9. Since January 1, 2010, a contracting country has the option to issue, instead of tacitly accepting the protection in its territory of a given appellation of origin registered under the Agreement, a statement of grant of protection. Such statements of grant of protection are not obligatory but can be issued either (a) where no declaration of refusal has been notified, or (b) following a refusal. In respect of statements as mentioned under (a), the date of the statement will be recorded in the International Register and, in respect of statements as mentioned under (b), the date on which protection was granted.
Procedures in case of invalidation
10. If no declaration of refusal is submitted but the effects of an international registration are, subsequently, invalidated in a contracting country and the invalidation is no longer subject to subject to appeal, the competent authority of the country concerned is to notify the International Bureau accordingly. Following such a notification, the International Bureau enters the invalidation in the International Register and sends a copy of the notification to the competent authority of the country of origin.

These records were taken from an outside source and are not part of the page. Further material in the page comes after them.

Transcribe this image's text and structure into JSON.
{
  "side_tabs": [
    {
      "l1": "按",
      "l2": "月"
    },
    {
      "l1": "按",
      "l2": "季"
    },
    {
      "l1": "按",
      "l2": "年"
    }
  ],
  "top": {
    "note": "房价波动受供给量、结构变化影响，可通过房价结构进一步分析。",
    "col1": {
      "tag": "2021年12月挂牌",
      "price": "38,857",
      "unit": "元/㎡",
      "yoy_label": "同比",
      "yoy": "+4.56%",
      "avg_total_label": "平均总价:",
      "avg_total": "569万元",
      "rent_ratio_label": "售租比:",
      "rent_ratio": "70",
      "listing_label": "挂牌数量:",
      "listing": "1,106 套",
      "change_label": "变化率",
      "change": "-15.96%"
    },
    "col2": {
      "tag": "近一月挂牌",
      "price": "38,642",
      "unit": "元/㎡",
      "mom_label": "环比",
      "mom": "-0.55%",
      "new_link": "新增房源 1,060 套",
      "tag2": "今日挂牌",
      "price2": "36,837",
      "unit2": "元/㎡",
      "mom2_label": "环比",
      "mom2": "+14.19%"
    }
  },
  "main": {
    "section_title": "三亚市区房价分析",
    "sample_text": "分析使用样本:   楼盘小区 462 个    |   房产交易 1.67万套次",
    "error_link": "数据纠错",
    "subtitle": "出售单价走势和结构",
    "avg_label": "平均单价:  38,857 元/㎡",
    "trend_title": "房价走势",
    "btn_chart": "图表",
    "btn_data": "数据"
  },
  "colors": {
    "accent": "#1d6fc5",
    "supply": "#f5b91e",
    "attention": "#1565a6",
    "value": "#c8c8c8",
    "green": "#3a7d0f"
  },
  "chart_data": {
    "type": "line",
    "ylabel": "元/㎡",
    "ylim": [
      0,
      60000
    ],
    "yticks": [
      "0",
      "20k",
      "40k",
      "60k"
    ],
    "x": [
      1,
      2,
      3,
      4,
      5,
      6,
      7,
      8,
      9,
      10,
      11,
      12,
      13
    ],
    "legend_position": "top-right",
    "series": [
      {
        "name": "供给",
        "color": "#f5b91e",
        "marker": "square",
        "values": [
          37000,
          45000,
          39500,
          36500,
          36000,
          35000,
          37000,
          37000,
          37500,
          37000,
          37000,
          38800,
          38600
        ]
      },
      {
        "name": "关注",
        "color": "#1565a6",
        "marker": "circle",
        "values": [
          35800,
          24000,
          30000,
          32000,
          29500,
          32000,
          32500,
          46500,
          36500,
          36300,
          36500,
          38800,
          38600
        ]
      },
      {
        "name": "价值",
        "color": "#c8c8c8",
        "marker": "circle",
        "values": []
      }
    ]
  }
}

11. As regards the grounds for invalidation, reference is made to what has been said above in connection with the possibility for a contracting party to submit a declaration of refusal. However, as long as an appellation is protected in the country of origin, a member country that did not submit a declaration of refusal cannot deem that appellation to have become generic in its territory. This does not prevent, however, such an invalidation to be based on the fact that the appellation had already become generic prior to the date of international registration; another exception to this general rule may apply in case of acquiescence.
Cancellation and Amendment of Registration
12. The international registration of an appellation of origin may be cancelled at any time at the request of the competent authority of the country of origin.
13. That authority may likewise renounce protection in one or more countries party to the Lisbon Agreement, either in the actual application for registration or in a request filed later.
14. The competent authority of the country of origin may also request the entry in the International Register of one or more of the following:
- a change in the holder of the right to use the appellation of origin;
- a modification to the names or addresses of the holders of the right to use the appellation of origin;
- a modification to the limits of the area of production of the product to which the appellation of origin applies;
- a modification relating to the titles and dates of legislative or administrative provisions or of court decisions recognizing protection in the country of origin;
- a modification relating to the country of origin that does not affect the area of production of the product to which the appellation of origin applies.
15. On the other hand, an amendment of the appellation of origin itself or the product to which it relates require the filing of a new application for international registration.